Progressive punishment isn’t a universal panacea and won’t fix the complex issues of mass incarceration or entrenched racism. But if combined with other smart policies – increasing income and property taxes in some places, reining in ticketing more generally, eliminating debtors’ prisons, ending for-profit policing, creating real community oversight and so on – it could be part of the solution to some of the problems recent tragedies have exposed.

Making it possible to issue bigger tickets for people at the top of the income hierarchy might shift police incentives and help end the government-led shakedown of the poor that is currently ruining – and ending – lives.

This piece was supported by Economic Hardship Reporting Project.

© 2020 The Guardian
Astra Taylor

Astra Taylor

Astra Taylor is a writer, documentary filmmaker (including Zizek! and Examined Life,) and activist. She is the author of "The People’s Platform: Taking Back Power and Culture in the Digital Age."  She also helped launch the Occupy offshoot Strike Debt and its Rolling Jubilee campaign.

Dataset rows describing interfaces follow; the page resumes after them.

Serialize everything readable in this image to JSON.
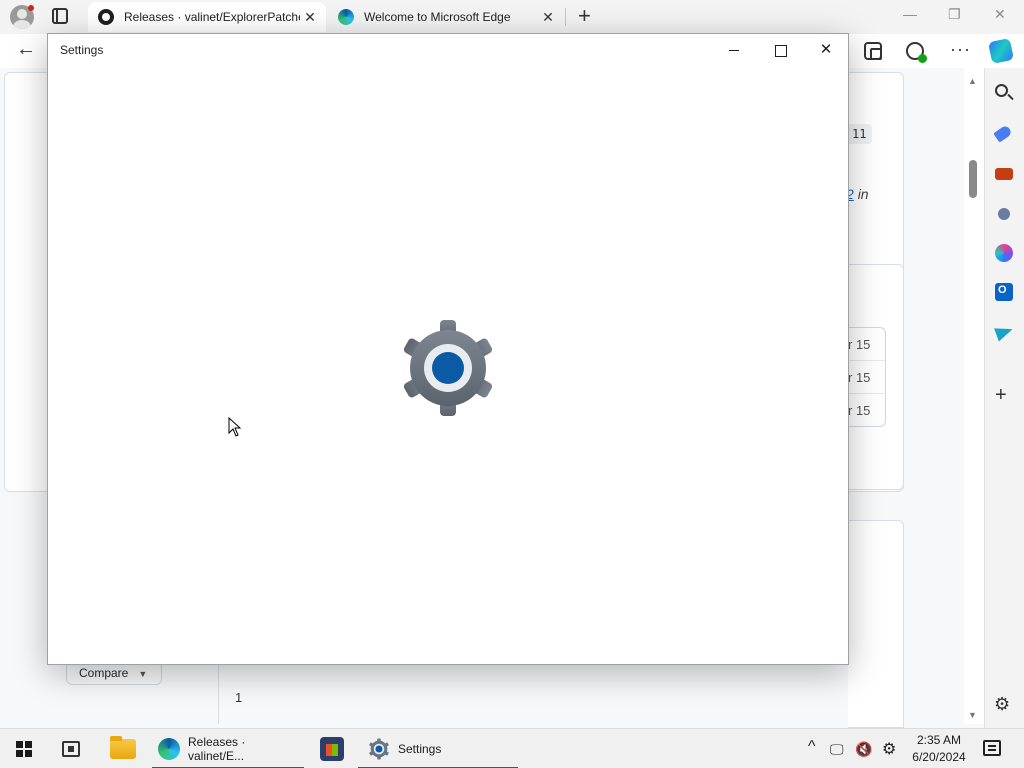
{
  "browser": {
    "tabs": [
      {
        "label": "Releases · valinet/ExplorerPatcher",
        "active": true,
        "favicon": "github-icon"
      },
      {
        "label": "Welcome to Microsoft Edge",
        "active": false,
        "favicon": "edge-icon"
      }
    ],
    "close_glyph": "✕",
    "new_tab_glyph": "+",
    "window_controls": {
      "minimize": "—",
      "restore": "❐",
      "close": "✕"
    },
    "toolbar": {
      "back_glyph": "←",
      "more_glyph": "···"
    },
    "sidebar": {
      "add_glyph": "+",
      "settings_glyph": "⚙"
    }
  },
  "webpage": {
    "tag_fragment": "11",
    "italic_fragment": {
      "link": "2",
      "text": "in"
    },
    "dates": [
      "r 15",
      "r 15",
      "r 15"
    ],
    "compare_label": "Compare",
    "compare_caret": "▼",
    "page_number": "1",
    "scroll_up_glyph": "▲",
    "scroll_down_glyph": "▼"
  },
  "settings_window": {
    "title": "Settings",
    "minimize_glyph": "",
    "maximize_glyph": "",
    "close_glyph": "✕",
    "splash_icon": "settings-gear-icon"
  },
  "taskbar": {
    "apps": [
      {
        "label": "Releases · valinet/E...",
        "icon": "edge-icon",
        "active": true
      },
      {
        "label": "Settings",
        "icon": "settings-gear-icon",
        "active": true
      }
    ],
    "tray": {
      "chevron": "^",
      "network": "🖵",
      "volume": "🔇",
      "settings": "⚙"
    },
    "clock": {
      "time": "2:35 AM",
      "date": "6/20/2024"
    }
  },
  "colors": {
    "accent": "#0067c0",
    "gear_blue": "#0c5aa6",
    "gear_grey": "#6b7480"
  }
}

This is the world we live in. This is the world we cover.

Because of people like you, another world is possible. There are many battles to be won, but we will battle them together—all of us. Common Dreams is not your normal news site. We don't survive on clicks. We don't want advertising dollars. We want the world to be a better place. But we can't do it alone. It doesn't work that way. We need you. If you can help today—because every gift of every size matters—please do. Without Your Support We Simply Don't Exist.

New York Taxi Workers Stage Hunger Strike to Demand Medallion Debt Relief

"They are an essential industry here in New York City," said Rep. Alexandria Ocasio-Cortez, "and we need to make sure we're doing right by them."

Julia Conley ·

'It's Not Coming Out': Bernie Sanders Stands Firm on Medicare Expansion

"It's what the American people want and, after waiting over 50 years, what they are going to get."

Julia Conley ·

'When We Organize, We Win': Ocasio-Cortez Joins India Walton at Rally in Buffalo

The two progressives joined striking hospital workers on the picket line at Mercy Hospital after the early voting rally.

Julia Conley ·

Fatal Film Set Shooting Followed Outcry by Union Crew Members Over Safety Protocols

"When union members walk off a set about safety concerns, maybe 'hiring scabs' isn’t the solution you think it is."

Julia Conley ·

New Whistleblower Sparks Calls to 'Crack Down on Facebook and All Big Tech Companies'

Hours after another ex-employee filed a formal complaint, reporting broke on internal documents that show the tech giant's failure to address concerns about content related to the 2020 U.S. election.

Jessica Corbett ·

Support our work.

We are independent, non-profit, advertising-free and 100% reader supported.

Subscribe to our newsletter.

Quality journalism. Progressive values.
Direct to your inbox.

Subscribe to our Newsletter.

Common Dreams, Inc. Founded 1997. Registered 501(c3) Non-Profit | Privacy Policy
Common Dreams Logo